AirCanadaMan From Canada, joined Feb 2000, 465 posts, RR: 0
Reply 7, posted (14 years 8 months 3 weeks 1 day 2 hours ago) and read 1980 times:
I have spoken to Max Ward many times about aviation, as he makes frequent visits to Yelloknife, where he started to fly his Moth, brought his otter up and used to fly his twin, there is even a monument at the airport, a real Bristol Freighter painted in the blue Wardiar Colours on a rockface above some trees. Unfortunatley he crashed his Twin Otter this summer in Yellowknife Bay, the last flying plane, still with Wardair titles on it.
Wardairs financial trouble occured when the government would not let him go sked, when it finally came around it was to late. He had placed orders for many new planes including the MD-80 in the late 80's, when the buyout happened, the order was cancelled. I flew Wardair on my first trip to Europe, and the service was excellent, as so say others that have flown. I know an ex Wardair F/A who loved working for them, it was a good airline, and quite a shame they are no longer around.
AC183 From Canada, joined Jul 1999, 1532 posts, RR: 2
Reply 8, posted (14 years 8 months 3 weeks 1 day ago) and read 1974 times:
To add to comments on Wardair's scheduled operations. When they went sked in the '80's I think that was a mistake. Wardair was absolutely the best anywhere at it's charter type operations, but scheduled flying killed it. It's a different environment when you have to fly a sked: you fly regardless of whether or not the seats are full. The 310's proved too big at a time when the market was beginning to fragment into frequency based schedules. That, plus Ward lacked the feed from smaller centres. Ward ordered MD-88 and F.100 aircraft, but it was too late, before they were delivered the company was sold to PWA Corp, which cancelled the orders and sold the line positions.
A student From , joined Dec 1969, posts, RR:
Reply 9, posted (14 years 8 months 3 weeks 17 hours ago) and read 1962 times:

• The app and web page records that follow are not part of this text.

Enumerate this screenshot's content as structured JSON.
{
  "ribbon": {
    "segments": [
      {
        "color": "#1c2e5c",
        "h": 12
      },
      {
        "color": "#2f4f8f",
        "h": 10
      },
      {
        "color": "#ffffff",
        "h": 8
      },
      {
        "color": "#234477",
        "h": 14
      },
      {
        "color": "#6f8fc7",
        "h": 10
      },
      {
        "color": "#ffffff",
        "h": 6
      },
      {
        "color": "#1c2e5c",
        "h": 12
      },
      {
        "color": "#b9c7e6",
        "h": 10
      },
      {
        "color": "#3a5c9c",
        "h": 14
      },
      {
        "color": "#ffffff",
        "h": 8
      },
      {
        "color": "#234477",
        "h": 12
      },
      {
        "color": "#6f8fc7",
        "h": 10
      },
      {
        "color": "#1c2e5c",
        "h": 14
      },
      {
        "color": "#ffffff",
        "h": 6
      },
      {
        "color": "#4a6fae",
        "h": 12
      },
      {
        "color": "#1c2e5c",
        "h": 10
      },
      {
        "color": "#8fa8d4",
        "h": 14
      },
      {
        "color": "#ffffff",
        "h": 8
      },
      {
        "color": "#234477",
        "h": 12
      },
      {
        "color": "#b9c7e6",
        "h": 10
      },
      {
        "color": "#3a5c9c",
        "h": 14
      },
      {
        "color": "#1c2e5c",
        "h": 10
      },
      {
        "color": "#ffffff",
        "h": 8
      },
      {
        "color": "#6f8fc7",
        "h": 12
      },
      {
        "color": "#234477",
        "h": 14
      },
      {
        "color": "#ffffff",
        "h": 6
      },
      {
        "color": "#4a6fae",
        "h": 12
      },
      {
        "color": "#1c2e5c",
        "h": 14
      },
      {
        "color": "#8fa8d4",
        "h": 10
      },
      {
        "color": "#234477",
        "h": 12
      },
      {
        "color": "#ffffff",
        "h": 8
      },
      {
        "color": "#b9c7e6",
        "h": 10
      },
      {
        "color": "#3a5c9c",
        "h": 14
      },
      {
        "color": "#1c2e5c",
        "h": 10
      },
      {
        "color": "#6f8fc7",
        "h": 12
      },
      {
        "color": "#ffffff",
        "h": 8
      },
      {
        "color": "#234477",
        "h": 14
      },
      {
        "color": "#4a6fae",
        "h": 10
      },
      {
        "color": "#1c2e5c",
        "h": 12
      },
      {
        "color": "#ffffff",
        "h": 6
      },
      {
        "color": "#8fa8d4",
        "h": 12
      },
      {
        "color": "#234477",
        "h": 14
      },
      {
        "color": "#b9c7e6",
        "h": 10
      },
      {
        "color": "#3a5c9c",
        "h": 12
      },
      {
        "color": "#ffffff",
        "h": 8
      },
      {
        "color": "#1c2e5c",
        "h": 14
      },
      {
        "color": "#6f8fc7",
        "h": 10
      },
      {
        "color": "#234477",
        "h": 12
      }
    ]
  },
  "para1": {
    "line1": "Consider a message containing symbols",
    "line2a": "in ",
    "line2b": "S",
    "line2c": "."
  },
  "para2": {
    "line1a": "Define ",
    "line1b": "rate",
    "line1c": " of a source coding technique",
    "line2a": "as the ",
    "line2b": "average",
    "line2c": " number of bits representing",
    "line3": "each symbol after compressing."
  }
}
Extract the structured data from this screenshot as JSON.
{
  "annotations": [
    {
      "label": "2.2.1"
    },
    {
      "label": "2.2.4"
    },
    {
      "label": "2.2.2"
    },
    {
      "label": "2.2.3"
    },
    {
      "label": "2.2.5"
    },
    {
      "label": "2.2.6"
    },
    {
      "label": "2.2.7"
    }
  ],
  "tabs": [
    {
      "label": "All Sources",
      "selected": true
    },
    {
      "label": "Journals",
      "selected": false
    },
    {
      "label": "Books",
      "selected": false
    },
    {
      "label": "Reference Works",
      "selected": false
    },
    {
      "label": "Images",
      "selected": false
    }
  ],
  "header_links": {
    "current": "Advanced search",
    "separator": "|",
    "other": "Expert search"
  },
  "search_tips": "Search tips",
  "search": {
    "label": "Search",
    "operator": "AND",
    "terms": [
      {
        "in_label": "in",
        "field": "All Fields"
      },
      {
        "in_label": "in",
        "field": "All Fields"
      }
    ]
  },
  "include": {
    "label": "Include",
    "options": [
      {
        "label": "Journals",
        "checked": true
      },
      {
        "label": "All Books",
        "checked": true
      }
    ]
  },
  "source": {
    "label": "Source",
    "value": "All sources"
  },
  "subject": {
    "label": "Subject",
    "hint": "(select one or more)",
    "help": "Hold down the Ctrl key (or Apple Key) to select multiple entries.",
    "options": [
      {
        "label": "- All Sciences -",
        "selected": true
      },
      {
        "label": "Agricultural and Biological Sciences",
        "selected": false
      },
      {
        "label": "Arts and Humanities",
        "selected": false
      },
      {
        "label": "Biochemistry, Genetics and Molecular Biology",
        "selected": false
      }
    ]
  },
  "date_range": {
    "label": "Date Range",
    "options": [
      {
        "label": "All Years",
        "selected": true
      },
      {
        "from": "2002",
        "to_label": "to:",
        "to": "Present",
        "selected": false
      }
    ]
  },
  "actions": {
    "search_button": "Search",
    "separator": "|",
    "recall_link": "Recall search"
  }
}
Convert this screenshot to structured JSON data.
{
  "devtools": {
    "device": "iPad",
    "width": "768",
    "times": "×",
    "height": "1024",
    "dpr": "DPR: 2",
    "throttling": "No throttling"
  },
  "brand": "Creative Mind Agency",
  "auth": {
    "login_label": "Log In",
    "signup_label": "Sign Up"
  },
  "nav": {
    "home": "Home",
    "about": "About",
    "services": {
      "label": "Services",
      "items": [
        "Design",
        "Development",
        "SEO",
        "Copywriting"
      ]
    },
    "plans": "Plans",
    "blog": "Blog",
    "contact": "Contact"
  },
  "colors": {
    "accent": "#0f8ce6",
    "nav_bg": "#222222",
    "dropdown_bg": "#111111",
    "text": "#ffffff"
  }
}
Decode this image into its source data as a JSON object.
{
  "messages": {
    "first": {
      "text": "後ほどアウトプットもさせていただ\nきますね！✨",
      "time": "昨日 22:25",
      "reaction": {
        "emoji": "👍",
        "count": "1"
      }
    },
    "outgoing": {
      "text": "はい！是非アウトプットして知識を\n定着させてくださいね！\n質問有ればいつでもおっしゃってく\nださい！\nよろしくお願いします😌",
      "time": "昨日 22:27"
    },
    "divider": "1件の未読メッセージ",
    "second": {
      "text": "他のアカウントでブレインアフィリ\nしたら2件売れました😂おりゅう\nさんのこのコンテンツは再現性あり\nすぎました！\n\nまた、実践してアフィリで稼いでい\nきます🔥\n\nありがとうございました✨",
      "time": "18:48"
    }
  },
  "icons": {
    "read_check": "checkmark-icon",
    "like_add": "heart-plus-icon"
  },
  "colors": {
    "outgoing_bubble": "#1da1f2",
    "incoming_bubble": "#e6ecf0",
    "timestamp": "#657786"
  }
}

Scheduled flying was not the error. The problem was that it became possible at an unfortunate time for the airline. Look at Canada 3000. As far as I know, they operate scheduled services within Canada, and "charter" services abroad - to Europe in the summer, to suny islands in the winter. That is exactly what Wardair could have been like. The only problem: Their scheduled services were introduced too late for business people to be interested, who were accumulating miles on other airlines' prgorammes. The A310s were too big though.